■ The task: Only the text of the records belongs in the answer, copied exactly and without pictures.

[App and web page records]
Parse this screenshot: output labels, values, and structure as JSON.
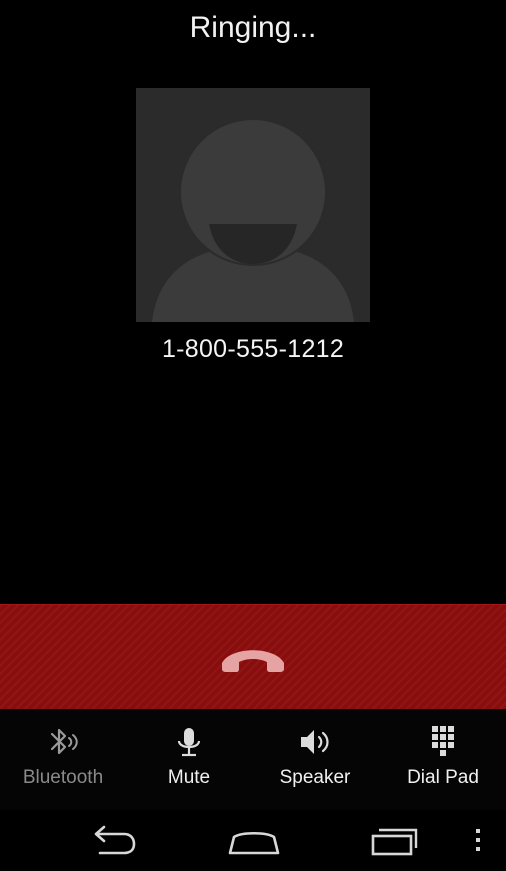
{
  "call": {
    "status": "Ringing...",
    "number": "1-800-555-1212"
  },
  "controls": [
    {
      "label": "Bluetooth",
      "icon": "bluetooth-icon",
      "enabled": false
    },
    {
      "label": "Mute",
      "icon": "microphone-icon",
      "enabled": true
    },
    {
      "label": "Speaker",
      "icon": "speaker-icon",
      "enabled": true
    },
    {
      "label": "Dial Pad",
      "icon": "dialpad-icon",
      "enabled": true
    }
  ],
  "end_call": {
    "icon": "hang-up-icon"
  },
  "navbar": {
    "buttons": [
      "back-icon",
      "home-icon",
      "recent-apps-icon",
      "overflow-menu-icon"
    ]
  },
  "colors": {
    "background": "#000000",
    "end_call_bar": "#8a0d0d",
    "hangup_icon": "#e6a3a3",
    "avatar_bg": "#2b2b2b",
    "disabled_label": "#8a8a8a"
  }
}
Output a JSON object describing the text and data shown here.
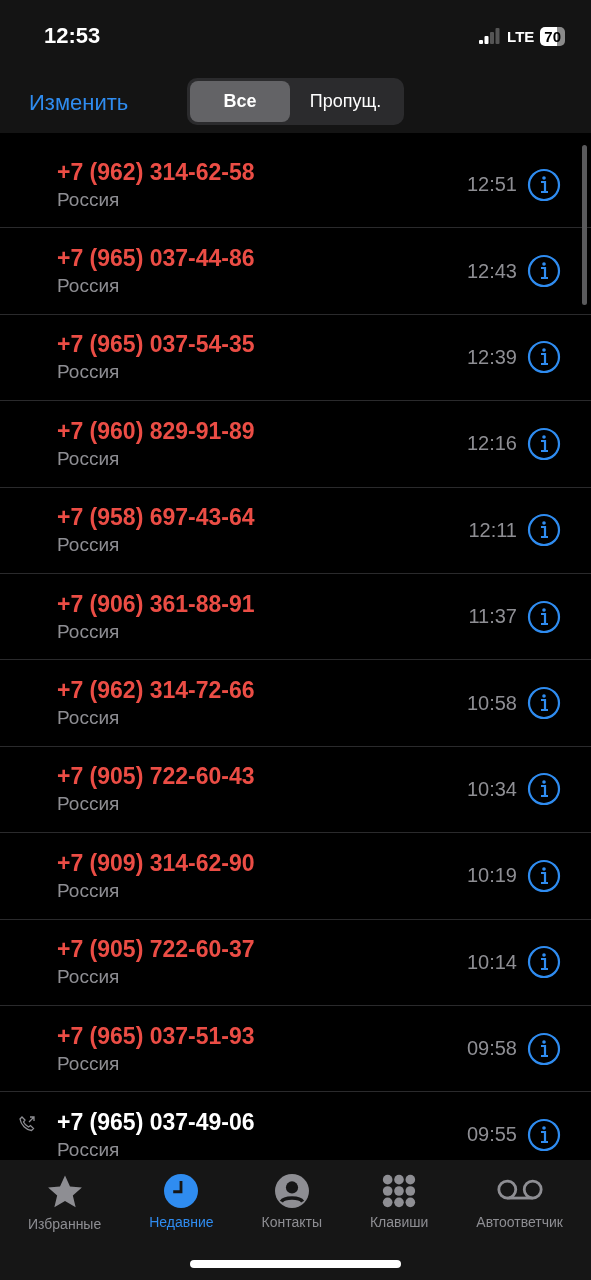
{
  "status_bar": {
    "time": "12:53",
    "network": "LTE",
    "battery": "70"
  },
  "nav": {
    "edit": "Изменить",
    "segments": [
      {
        "label": "Все",
        "selected": true
      },
      {
        "label": "Пропущ.",
        "selected": false
      }
    ]
  },
  "calls": [
    {
      "number": "+7 (962) 314-62-58",
      "location": "Россия",
      "time": "12:51",
      "kind": "missed"
    },
    {
      "number": "+7 (965) 037-44-86",
      "location": "Россия",
      "time": "12:43",
      "kind": "missed"
    },
    {
      "number": "+7 (965) 037-54-35",
      "location": "Россия",
      "time": "12:39",
      "kind": "missed"
    },
    {
      "number": "+7 (960) 829-91-89",
      "location": "Россия",
      "time": "12:16",
      "kind": "missed"
    },
    {
      "number": "+7 (958) 697-43-64",
      "location": "Россия",
      "time": "12:11",
      "kind": "missed"
    },
    {
      "number": "+7 (906) 361-88-91",
      "location": "Россия",
      "time": "11:37",
      "kind": "missed"
    },
    {
      "number": "+7 (962) 314-72-66",
      "location": "Россия",
      "time": "10:58",
      "kind": "missed"
    },
    {
      "number": "+7 (905) 722-60-43",
      "location": "Россия",
      "time": "10:34",
      "kind": "missed"
    },
    {
      "number": "+7 (909) 314-62-90",
      "location": "Россия",
      "time": "10:19",
      "kind": "missed"
    },
    {
      "number": "+7 (905) 722-60-37",
      "location": "Россия",
      "time": "10:14",
      "kind": "missed"
    },
    {
      "number": "+7 (965) 037-51-93",
      "location": "Россия",
      "time": "09:58",
      "kind": "missed"
    },
    {
      "number": "+7 (965) 037-49-06",
      "location": "Россия",
      "time": "09:55",
      "kind": "outgoing"
    }
  ],
  "tab_bar": [
    {
      "label": "Избранные",
      "kind": "favorites",
      "selected": false
    },
    {
      "label": "Недавние",
      "kind": "recents",
      "selected": true
    },
    {
      "label": "Контакты",
      "kind": "contacts",
      "selected": false
    },
    {
      "label": "Клавиши",
      "kind": "keypad",
      "selected": false
    },
    {
      "label": "Автоответчик",
      "kind": "voicemail",
      "selected": false
    }
  ]
}
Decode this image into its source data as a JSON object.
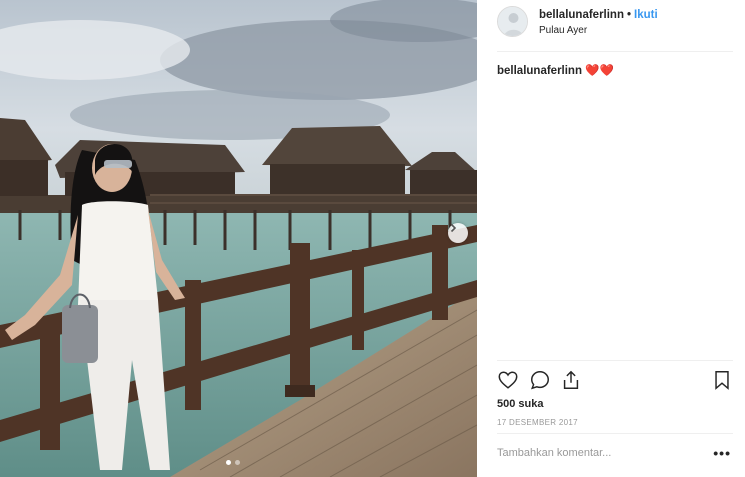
{
  "post": {
    "username": "bellalunaferlinn",
    "separator": "•",
    "follow_label": "Ikuti",
    "location": "Pulau Ayer",
    "caption_user": "bellalunaferlinn",
    "caption_text": "❤️❤️",
    "likes": "500 suka",
    "date": "17 DESEMBER 2017",
    "comment_placeholder": "Tambahkan komentar...",
    "more_label": "•••"
  },
  "carousel": {
    "total": 2,
    "active": 1
  },
  "icons": [
    "heart-icon",
    "comment-icon",
    "share-icon",
    "bookmark-icon",
    "chevron-right-icon"
  ],
  "colors": {
    "link": "#3897f0",
    "text": "#262626",
    "muted": "#999999",
    "divider": "#efefef"
  }
}
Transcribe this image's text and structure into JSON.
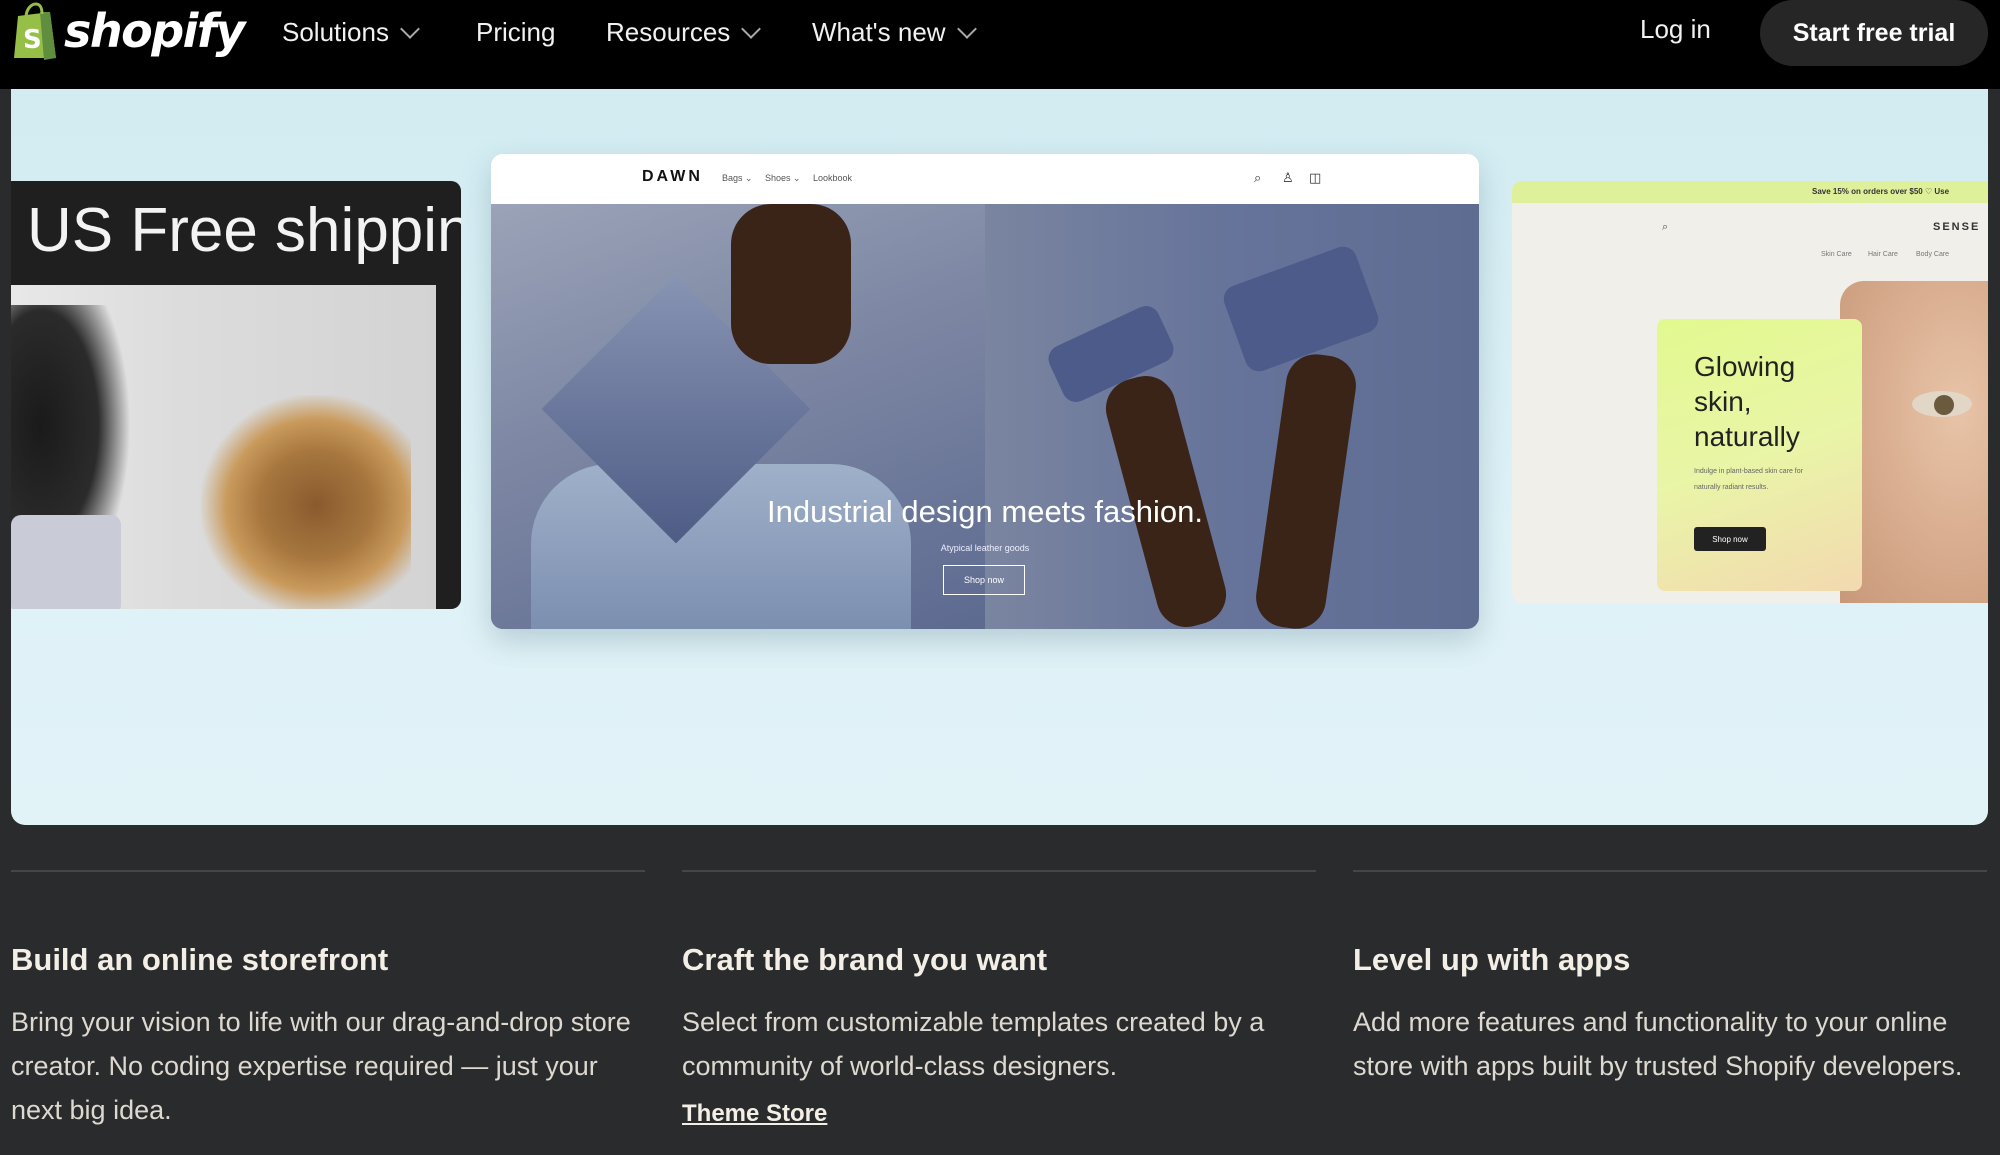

■ Answer to the problem:
Parse this screenshot: output labels, values, and structure as JSON.
{
  "call": {
    "status": "Ringing...",
    "number": "1-800-555-1212"
  },
  "controls": [
    {
      "label": "Bluetooth",
      "icon": "bluetooth-icon",
      "enabled": false
    },
    {
      "label": "Mute",
      "icon": "microphone-icon",
      "enabled": true
    },
    {
      "label": "Speaker",
      "icon": "speaker-icon",
      "enabled": true
    },
    {
      "label": "Dial Pad",
      "icon": "dialpad-icon",
      "enabled": true
    }
  ],
  "end_call": {
    "icon": "hang-up-icon"
  },
  "navbar": {
    "buttons": [
      "back-icon",
      "home-icon",
      "recent-apps-icon",
      "overflow-menu-icon"
    ]
  },
  "colors": {
    "background": "#000000",
    "end_call_bar": "#8a0d0d",
    "hangup_icon": "#e6a3a3",
    "avatar_bg": "#2b2b2b",
    "disabled_label": "#8a8a8a"
  }
}
Output a JSON object describing the text and data shown here.
{
  "status_bar": {
    "time": "12:53",
    "network": "LTE",
    "battery": "70"
  },
  "nav": {
    "edit": "Изменить",
    "segments": [
      {
        "label": "Все",
        "selected": true
      },
      {
        "label": "Пропущ.",
        "selected": false
      }
    ]
  },
  "calls": [
    {
      "number": "+7 (962) 314-62-58",
      "location": "Россия",
      "time": "12:51",
      "kind": "missed"
    },
    {
      "number": "+7 (965) 037-44-86",
      "location": "Россия",
      "time": "12:43",
      "kind": "missed"
    },
    {
      "number": "+7 (965) 037-54-35",
      "location": "Россия",
      "time": "12:39",
      "kind": "missed"
    },
    {
      "number": "+7 (960) 829-91-89",
      "location": "Россия",
      "time": "12:16",
      "kind": "missed"
    },
    {
      "number": "+7 (958) 697-43-64",
      "location": "Россия",
      "time": "12:11",
      "kind": "missed"
    },
    {
      "number": "+7 (906) 361-88-91",
      "location": "Россия",
      "time": "11:37",
      "kind": "missed"
    },
    {
      "number": "+7 (962) 314-72-66",
      "location": "Россия",
      "time": "10:58",
      "kind": "missed"
    },
    {
      "number": "+7 (905) 722-60-43",
      "location": "Россия",
      "time": "10:34",
      "kind": "missed"
    },
    {
      "number": "+7 (909) 314-62-90",
      "location": "Россия",
      "time": "10:19",
      "kind": "missed"
    },
    {
      "number": "+7 (905) 722-60-37",
      "location": "Россия",
      "time": "10:14",
      "kind": "missed"
    },
    {
      "number": "+7 (965) 037-51-93",
      "location": "Россия",
      "time": "09:58",
      "kind": "missed"
    },
    {
      "number": "+7 (965) 037-49-06",
      "location": "Россия",
      "time": "09:55",
      "kind": "outgoing"
    }
  ],
  "tab_bar": [
    {
      "label": "Избранные",
      "kind": "favorites",
      "selected": false
    },
    {
      "label": "Недавние",
      "kind": "recents",
      "selected": true
    },
    {
      "label": "Контакты",
      "kind": "contacts",
      "selected": false
    },
    {
      "label": "Клавиши",
      "kind": "keypad",
      "selected": false
    },
    {
      "label": "Автоответчик",
      "kind": "voicemail",
      "selected": false
    }
  ]
}
Decode this image into its source data as a JSON object.
{
  "post": {
    "username": "bellalunaferlinn",
    "separator": "•",
    "follow_label": "Ikuti",
    "location": "Pulau Ayer",
    "caption_user": "bellalunaferlinn",
    "caption_text": "❤️❤️",
    "likes": "500 suka",
    "date": "17 DESEMBER 2017",
    "comment_placeholder": "Tambahkan komentar...",
    "more_label": "•••"
  },
  "carousel": {
    "total": 2,
    "active": 1
  },
  "icons": [
    "heart-icon",
    "comment-icon",
    "share-icon",
    "bookmark-icon",
    "chevron-right-icon"
  ],
  "colors": {
    "link": "#3897f0",
    "text": "#262626",
    "muted": "#999999",
    "divider": "#efefef"
  }
}
Transcribe this image's text and structure into JSON.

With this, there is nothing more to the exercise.